WHAT YOU ARE ASKED TO DO » Count every line in the data that contains the word "detail", then report that number alone.

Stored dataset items
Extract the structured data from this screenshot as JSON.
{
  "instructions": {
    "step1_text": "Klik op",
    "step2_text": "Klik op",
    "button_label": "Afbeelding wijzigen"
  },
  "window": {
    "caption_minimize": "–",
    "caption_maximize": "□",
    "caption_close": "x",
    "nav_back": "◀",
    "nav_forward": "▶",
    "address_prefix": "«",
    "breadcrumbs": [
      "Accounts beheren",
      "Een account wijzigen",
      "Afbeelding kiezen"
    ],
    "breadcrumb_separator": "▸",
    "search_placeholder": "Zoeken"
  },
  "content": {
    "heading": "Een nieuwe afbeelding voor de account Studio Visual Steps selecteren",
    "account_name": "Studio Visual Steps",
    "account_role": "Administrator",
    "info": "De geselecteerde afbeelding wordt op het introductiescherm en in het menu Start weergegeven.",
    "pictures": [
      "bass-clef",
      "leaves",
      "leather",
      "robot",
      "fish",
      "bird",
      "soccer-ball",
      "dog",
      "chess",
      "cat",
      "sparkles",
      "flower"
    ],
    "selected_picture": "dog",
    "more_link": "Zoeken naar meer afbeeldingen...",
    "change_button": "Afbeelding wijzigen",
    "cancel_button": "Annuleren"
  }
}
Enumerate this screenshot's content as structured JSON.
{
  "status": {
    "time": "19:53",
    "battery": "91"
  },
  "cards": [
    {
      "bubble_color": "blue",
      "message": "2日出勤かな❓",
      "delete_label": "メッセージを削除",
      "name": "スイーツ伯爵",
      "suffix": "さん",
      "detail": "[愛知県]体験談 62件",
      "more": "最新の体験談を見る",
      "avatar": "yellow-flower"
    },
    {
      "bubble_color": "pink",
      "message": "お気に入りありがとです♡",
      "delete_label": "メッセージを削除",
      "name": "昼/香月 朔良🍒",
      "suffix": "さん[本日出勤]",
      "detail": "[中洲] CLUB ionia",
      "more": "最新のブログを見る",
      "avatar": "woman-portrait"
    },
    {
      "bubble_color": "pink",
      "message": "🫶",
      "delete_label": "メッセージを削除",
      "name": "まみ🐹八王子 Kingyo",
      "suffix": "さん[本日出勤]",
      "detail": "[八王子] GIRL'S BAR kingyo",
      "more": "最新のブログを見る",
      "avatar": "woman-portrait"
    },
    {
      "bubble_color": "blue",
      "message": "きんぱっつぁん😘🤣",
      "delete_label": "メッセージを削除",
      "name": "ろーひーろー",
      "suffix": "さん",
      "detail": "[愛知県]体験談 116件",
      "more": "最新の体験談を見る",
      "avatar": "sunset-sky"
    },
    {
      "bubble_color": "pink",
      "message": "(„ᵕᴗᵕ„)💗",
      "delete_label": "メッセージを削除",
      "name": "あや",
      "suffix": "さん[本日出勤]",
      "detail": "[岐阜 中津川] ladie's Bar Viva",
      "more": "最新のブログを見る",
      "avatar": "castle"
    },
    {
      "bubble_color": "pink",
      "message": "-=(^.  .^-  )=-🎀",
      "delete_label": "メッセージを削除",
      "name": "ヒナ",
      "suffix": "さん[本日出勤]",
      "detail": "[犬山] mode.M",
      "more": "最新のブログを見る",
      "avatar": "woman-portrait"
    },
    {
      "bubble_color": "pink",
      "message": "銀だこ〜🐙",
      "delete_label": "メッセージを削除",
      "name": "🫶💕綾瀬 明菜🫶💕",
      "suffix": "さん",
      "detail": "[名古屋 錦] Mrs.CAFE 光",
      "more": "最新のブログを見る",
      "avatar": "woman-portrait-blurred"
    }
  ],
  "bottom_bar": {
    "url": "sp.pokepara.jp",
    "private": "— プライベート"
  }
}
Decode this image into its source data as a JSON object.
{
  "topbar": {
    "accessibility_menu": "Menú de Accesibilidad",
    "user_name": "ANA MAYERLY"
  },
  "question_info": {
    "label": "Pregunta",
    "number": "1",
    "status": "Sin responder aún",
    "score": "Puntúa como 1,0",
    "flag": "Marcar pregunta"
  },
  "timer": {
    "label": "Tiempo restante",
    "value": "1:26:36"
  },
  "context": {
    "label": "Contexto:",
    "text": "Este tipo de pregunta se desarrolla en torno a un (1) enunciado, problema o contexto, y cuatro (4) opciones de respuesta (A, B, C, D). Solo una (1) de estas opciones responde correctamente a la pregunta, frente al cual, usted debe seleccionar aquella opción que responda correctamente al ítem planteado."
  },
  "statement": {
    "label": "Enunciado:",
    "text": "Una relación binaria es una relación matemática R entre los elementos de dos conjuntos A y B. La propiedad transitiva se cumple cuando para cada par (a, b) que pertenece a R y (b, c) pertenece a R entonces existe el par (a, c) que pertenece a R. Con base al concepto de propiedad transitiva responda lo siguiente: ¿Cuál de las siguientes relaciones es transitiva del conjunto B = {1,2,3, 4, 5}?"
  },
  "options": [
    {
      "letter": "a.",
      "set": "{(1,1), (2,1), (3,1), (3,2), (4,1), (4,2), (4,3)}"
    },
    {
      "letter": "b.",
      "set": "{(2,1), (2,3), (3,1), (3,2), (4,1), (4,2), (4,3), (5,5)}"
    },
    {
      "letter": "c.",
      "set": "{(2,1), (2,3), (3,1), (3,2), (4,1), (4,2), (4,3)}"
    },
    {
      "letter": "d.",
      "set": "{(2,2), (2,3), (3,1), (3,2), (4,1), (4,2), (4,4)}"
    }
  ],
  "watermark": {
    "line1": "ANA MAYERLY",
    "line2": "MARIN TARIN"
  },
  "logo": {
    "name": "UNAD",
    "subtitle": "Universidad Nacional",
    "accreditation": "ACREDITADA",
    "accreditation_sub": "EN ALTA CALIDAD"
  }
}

EXERCISE SOLUTION » 7